Users can, of course, define and program their own scoring services. For more information, please go through the Compile and Run the MOJO from Java section in our Driverless AI documentation.

Conclusions

This blog post gives a quick overview of the automatic pipelines in Driverless AI. The key benefits for our users are:

  1. Immediate increase in productivity – eliminating time wasted on human errors, incompatible code, debugging, etc.
  2. Production ready in a few clicks – seamless integration of complex feature engineering and scoring engine in one MOJO.
  3. An enterprise-grade, low-latency scoring engine that is easily embeddable in any Java environment.

Don’t take my words for it, sign up for a free 21-day trial and try Driverless AI yourself today.

Until next time,
Joe

Note #1: Two years, numerous H2O models, slide decks, events and #360selfies later, I am finally making a return to blogging. I hope you enjoy reading this blog post.

Note #2: H2O is going to Budapest again. Come find me, Erin, and Kuba at eRum conference from May 14 to 16. I will be delivering the “Automatic and Interpretable Machine Learning in R with H2O and LIME” workshop with a real, multimillion-dollar Moneyball Shiny app.

H2O World coming to NYC

H2O World coming to NYC

Whether you’re just starting out learning how machine learning and H2O.ai can supercharge your business or a veteran looking for more, we want to invite you to join some of greatest minds in the field to learn how AI and H2O.ai can transform your business. Our flagship event, H2O World is back and it’s going to be bigger than ever! We’re making our way around the world with our first stop at The New York Academy of Sciences on June 7th.

You’ll get exclusive access to the brains behind the operations of open source, H2O, H2O Driverless AI, Sparkling Water, MLI, and more! You’ll even be able to get a hands-on tutorial of our revolutionary Driverless AI platform and learn directly from the people implementing H2O.ai’s solutions to solve some of their companies’’ toughest problems.

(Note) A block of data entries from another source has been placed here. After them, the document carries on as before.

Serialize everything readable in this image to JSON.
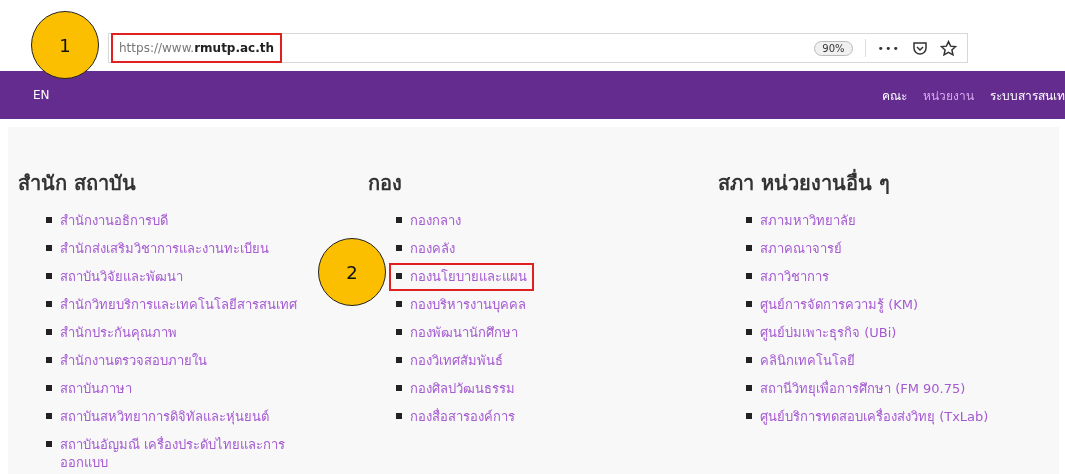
{
  "address_bar": {
    "url": "https://www.**rmutp.ac.th**",
    "highlighted": true,
    "callout": "1",
    "zoom": "90%",
    "more": "•••"
  },
  "nav": {
    "language": "EN",
    "links": [
      {
        "label": "คณะ",
        "selected": false
      },
      {
        "label": "หน่วยงาน",
        "selected": true
      },
      {
        "label": "ระบบสารสนเท",
        "selected": false
      }
    ]
  },
  "sections": [
    {
      "title": "สำนัก สถาบัน",
      "items": [
        {
          "label": "สำนักงานอธิการบดี",
          "highlighted": false
        },
        {
          "label": "สำนักส่งเสริมวิชาการและงานทะเบียน",
          "highlighted": false
        },
        {
          "label": "สถาบันวิจัยและพัฒนา",
          "highlighted": false
        },
        {
          "label": "สำนักวิทยบริการและเทคโนโลยีสารสนเทศ",
          "highlighted": false
        },
        {
          "label": "สำนักประกันคุณภาพ",
          "highlighted": false
        },
        {
          "label": "สำนักงานตรวจสอบภายใน",
          "highlighted": false
        },
        {
          "label": "สถาบันภาษา",
          "highlighted": false
        },
        {
          "label": "สถาบันสหวิทยาการดิจิทัลและหุ่นยนต์",
          "highlighted": false
        },
        {
          "label": "สถาบันอัญมณี เครื่องประดับไทยและการออกแบบ",
          "highlighted": false
        }
      ]
    },
    {
      "title": "กอง",
      "items": [
        {
          "label": "กองกลาง",
          "highlighted": false
        },
        {
          "label": "กองคลัง",
          "highlighted": false
        },
        {
          "label": "กองนโยบายและแผน",
          "highlighted": true,
          "callout": "2"
        },
        {
          "label": "กองบริหารงานบุคคล",
          "highlighted": false
        },
        {
          "label": "กองพัฒนานักศึกษา",
          "highlighted": false
        },
        {
          "label": "กองวิเทศสัมพันธ์",
          "highlighted": false
        },
        {
          "label": "กองศิลปวัฒนธรรม",
          "highlighted": false
        },
        {
          "label": "กองสื่อสารองค์การ",
          "highlighted": false
        }
      ]
    },
    {
      "title": "สภา หน่วยงานอื่น ๆ",
      "items": [
        {
          "label": "สภามหาวิทยาลัย",
          "highlighted": false
        },
        {
          "label": "สภาคณาจารย์",
          "highlighted": false
        },
        {
          "label": "สภาวิชาการ",
          "highlighted": false
        },
        {
          "label": "ศูนย์การจัดการความรู้ (KM)",
          "highlighted": false
        },
        {
          "label": "ศูนย์บ่มเพาะธุรกิจ (UBi)",
          "highlighted": false
        },
        {
          "label": "คลินิกเทคโนโลยี",
          "highlighted": false
        },
        {
          "label": "สถานีวิทยุเพื่อการศึกษา (FM 90.75)",
          "highlighted": false
        },
        {
          "label": "ศูนย์บริการทดสอบเครื่องส่งวิทยุ (TxLab)",
          "highlighted": false
        }
      ]
    }
  ]
}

With an eclectic group of speakers of product managers, data scientists, customer success managers, and more, we’ve got something for everyone! Don’t miss out on a full day of talks and hands-on sessions. Learn how H2O.ai is democratizing machine learning and transforming businesses in all industries ranging from healthcare, finance, insurance and more.

Highlights from Last year:

Leah Liebler
Marketing @ H2O

Democratize care with AI — AI to do AI for Healthcare

Very excited to have Prashant Natarajan (@natarpr) join us along with Sanjay Joshi on our vision to change the world of healthcare with AI. Health is wealth. And one worth saving the most. They bring invaluable domain knowledge and context to our cause.

As one of our customers would like to say, Healthcare should be optimized for health and outcomes for the ones in need of care. Health / Care, as in, Health divided by Care, how healthy can one be with least amount of care! We are investing in health because it is the right thing to do over the long term — especially with the convergence of Finance, Life Insurance, Retail towards Health. So many opportunities for cross-pollination!

With our strong ecosystem, community and customers’ support, h2o.ai will democratize care with AI — make it faster, cheaper and easier — accessible to all. Machine Learning touches lives — with Domain Scientists on our side, we can accelerate change to the problems that are in the most need. We are fortunate to have the team and culture that allows us to bring great products with high velocity to the marketplace. Stay tuned for Driverless AI for Health, one micro service AI model at a time!

As you feel inspired by the immense opportunities to serve humanity — please join Prashant Natarajan and www.h2o.ai community on our mission!

this will be fun! Sri